Your whole answer should be the number of lines in the material below that include the word "name".
====
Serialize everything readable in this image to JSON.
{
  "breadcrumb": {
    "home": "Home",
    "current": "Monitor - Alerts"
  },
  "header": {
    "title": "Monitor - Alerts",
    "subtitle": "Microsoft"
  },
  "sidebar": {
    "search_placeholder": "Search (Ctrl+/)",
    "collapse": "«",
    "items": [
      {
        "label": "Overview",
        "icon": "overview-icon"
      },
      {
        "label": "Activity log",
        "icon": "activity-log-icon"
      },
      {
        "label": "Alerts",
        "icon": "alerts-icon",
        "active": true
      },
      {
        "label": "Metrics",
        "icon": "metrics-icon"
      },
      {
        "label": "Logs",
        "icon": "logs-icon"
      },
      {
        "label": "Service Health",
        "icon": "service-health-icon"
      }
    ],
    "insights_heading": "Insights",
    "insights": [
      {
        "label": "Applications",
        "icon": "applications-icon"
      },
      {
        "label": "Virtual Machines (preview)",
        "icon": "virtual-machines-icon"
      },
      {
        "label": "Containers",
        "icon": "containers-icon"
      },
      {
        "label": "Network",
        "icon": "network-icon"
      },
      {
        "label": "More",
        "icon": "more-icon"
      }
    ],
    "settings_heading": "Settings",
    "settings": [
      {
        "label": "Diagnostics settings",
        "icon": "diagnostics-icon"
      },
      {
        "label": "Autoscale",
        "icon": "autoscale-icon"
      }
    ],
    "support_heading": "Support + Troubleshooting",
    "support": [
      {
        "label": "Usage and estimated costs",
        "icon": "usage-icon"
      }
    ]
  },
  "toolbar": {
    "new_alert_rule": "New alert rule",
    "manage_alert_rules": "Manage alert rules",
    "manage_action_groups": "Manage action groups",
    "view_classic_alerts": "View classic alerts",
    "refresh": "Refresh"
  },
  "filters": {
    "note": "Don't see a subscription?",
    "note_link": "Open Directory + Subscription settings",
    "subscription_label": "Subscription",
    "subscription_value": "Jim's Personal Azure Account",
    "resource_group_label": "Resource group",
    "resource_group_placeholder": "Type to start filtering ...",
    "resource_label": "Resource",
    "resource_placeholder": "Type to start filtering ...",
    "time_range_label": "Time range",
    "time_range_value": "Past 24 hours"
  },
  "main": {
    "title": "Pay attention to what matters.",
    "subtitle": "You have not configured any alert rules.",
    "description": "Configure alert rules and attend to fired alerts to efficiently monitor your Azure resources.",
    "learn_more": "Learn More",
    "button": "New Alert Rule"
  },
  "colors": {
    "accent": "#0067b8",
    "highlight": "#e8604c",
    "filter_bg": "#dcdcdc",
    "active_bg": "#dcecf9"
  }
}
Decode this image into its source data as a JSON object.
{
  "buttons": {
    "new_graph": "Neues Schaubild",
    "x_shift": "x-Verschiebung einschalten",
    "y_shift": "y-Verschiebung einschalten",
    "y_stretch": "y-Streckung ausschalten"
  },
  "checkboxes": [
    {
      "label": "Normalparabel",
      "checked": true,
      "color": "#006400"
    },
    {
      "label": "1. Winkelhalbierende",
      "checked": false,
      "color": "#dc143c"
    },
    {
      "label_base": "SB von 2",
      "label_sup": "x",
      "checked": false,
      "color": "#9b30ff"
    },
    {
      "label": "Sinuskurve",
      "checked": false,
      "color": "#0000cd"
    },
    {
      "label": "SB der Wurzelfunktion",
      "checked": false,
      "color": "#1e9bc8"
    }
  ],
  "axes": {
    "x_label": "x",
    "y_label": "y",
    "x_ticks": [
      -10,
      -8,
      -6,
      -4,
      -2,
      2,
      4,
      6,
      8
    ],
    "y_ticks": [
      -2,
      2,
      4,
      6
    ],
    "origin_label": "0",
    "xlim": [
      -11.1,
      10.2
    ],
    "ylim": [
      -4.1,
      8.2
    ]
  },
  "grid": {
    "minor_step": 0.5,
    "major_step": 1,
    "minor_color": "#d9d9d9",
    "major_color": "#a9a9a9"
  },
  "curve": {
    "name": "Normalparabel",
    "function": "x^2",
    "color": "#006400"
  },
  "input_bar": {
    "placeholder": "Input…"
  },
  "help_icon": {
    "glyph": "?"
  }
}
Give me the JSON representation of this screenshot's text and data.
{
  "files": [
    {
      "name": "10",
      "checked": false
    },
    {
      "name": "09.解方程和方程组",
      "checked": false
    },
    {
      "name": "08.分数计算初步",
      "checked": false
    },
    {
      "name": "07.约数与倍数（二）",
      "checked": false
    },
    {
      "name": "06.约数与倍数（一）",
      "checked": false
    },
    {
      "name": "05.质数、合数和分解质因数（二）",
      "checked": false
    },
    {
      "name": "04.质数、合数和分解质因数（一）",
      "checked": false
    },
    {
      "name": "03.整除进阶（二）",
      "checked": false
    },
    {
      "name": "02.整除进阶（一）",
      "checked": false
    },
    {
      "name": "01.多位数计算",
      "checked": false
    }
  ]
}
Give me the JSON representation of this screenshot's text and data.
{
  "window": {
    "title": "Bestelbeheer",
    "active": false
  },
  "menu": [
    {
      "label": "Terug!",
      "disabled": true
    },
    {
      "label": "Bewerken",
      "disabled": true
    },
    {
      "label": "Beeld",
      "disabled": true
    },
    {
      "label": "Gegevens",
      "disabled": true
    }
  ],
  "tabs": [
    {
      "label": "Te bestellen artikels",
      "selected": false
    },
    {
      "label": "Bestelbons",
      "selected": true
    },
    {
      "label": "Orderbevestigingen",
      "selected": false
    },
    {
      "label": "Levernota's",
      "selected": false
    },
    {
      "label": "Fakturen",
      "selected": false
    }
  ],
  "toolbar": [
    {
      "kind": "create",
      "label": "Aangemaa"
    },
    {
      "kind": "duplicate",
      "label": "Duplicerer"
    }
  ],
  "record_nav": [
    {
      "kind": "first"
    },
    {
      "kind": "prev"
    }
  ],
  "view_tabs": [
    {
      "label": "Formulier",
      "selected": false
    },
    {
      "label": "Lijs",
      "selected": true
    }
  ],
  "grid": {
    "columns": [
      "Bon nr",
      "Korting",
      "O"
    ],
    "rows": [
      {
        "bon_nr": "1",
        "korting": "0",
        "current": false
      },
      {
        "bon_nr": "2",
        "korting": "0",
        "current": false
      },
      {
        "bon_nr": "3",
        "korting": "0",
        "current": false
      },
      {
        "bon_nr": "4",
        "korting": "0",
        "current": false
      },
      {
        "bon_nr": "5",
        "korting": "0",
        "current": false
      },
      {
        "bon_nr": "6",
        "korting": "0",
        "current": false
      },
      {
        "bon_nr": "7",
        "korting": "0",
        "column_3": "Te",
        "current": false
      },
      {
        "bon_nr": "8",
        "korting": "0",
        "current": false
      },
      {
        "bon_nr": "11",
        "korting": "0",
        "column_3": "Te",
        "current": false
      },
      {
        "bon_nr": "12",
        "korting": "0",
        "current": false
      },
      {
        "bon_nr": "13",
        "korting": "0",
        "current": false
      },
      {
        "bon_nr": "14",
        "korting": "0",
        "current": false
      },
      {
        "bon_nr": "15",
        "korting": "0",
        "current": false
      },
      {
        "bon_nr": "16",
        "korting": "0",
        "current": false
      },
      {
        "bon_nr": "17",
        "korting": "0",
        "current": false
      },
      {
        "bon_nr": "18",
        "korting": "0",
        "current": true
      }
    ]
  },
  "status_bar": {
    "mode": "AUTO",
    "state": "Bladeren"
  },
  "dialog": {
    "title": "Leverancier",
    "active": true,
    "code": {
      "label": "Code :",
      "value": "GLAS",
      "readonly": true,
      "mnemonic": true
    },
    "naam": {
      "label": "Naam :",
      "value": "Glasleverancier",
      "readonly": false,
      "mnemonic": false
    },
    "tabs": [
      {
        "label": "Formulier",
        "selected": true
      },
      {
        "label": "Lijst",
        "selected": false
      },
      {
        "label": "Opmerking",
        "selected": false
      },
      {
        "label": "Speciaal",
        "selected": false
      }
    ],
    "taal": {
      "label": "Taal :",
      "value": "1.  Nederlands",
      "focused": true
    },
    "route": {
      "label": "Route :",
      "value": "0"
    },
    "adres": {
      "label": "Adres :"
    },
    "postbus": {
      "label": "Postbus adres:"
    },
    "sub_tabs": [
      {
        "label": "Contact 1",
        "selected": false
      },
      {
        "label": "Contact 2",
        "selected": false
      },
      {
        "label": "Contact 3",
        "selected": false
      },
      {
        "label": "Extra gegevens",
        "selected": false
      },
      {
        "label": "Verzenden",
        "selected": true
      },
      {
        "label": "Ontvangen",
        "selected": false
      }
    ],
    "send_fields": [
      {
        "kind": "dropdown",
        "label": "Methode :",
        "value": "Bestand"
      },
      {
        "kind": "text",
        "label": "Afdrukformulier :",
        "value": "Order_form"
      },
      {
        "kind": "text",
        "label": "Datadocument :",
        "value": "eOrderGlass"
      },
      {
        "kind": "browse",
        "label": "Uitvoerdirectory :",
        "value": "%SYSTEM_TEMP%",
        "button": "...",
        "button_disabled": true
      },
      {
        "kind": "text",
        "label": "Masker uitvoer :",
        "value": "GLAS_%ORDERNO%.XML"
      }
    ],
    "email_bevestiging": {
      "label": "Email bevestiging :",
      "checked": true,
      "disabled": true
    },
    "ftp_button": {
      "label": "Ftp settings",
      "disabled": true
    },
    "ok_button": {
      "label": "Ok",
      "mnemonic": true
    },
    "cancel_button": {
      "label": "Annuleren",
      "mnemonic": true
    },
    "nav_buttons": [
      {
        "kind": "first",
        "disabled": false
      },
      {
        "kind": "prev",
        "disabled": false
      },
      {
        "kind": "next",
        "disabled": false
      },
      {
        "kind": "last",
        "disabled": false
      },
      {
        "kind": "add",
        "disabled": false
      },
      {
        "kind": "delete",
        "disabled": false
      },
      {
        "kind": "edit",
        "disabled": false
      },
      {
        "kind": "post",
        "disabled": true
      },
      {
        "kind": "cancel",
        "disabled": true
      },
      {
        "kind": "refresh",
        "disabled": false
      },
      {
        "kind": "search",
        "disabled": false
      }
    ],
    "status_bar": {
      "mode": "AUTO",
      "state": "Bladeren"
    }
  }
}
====
**Solved problem**
11